Collection entries:
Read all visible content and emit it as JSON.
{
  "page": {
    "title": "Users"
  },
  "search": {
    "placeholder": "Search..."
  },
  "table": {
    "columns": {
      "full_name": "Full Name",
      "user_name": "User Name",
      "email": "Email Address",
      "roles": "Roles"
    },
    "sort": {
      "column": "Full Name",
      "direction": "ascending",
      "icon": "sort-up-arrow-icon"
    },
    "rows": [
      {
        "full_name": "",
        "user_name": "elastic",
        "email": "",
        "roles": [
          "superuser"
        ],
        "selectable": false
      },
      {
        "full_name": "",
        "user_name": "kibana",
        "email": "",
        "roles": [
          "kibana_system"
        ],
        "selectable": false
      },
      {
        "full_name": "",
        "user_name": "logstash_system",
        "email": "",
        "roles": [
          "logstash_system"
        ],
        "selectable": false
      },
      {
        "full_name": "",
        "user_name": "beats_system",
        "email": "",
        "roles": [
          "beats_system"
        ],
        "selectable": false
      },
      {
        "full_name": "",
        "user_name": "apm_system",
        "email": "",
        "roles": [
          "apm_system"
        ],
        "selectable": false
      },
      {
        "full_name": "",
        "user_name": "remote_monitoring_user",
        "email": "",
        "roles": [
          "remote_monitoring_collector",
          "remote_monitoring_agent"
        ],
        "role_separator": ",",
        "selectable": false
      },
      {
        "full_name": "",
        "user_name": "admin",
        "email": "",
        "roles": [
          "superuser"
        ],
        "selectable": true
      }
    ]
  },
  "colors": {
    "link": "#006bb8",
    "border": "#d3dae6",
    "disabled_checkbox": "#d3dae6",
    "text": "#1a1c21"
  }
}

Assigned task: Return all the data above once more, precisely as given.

Answer space:
Read all visible content and emit it as JSON.
{
  "page": {
    "title": "Users"
  },
  "search": {
    "placeholder": "Search..."
  },
  "table": {
    "columns": {
      "full_name": "Full Name",
      "user_name": "User Name",
      "email": "Email Address",
      "roles": "Roles"
    },
    "sort": {
      "column": "Full Name",
      "direction": "ascending",
      "icon": "sort-up-arrow-icon"
    },
    "rows": [
      {
        "full_name": "",
        "user_name": "elastic",
        "email": "",
        "roles": [
          "superuser"
        ],
        "selectable": false
      },
      {
        "full_name": "",
        "user_name": "kibana",
        "email": "",
        "roles": [
          "kibana_system"
        ],
        "selectable": false
      },
      {
        "full_name": "",
        "user_name": "logstash_system",
        "email": "",
        "roles": [
          "logstash_system"
        ],
        "selectable": false
      },
      {
        "full_name": "",
        "user_name": "beats_system",
        "email": "",
        "roles": [
          "beats_system"
        ],
        "selectable": false
      },
      {
        "full_name": "",
        "user_name": "apm_system",
        "email": "",
        "roles": [
          "apm_system"
        ],
        "selectable": false
      },
      {
        "full_name": "",
        "user_name": "remote_monitoring_user",
        "email": "",
        "roles": [
          "remote_monitoring_collector",
          "remote_monitoring_agent"
        ],
        "role_separator": ",",
        "selectable": false
      },
      {
        "full_name": "",
        "user_name": "admin",
        "email": "",
        "roles": [
          "superuser"
        ],
        "selectable": true
      }
    ]
  },
  "colors": {
    "link": "#006bb8",
    "border": "#d3dae6",
    "disabled_checkbox": "#d3dae6",
    "text": "#1a1c21"
  }
}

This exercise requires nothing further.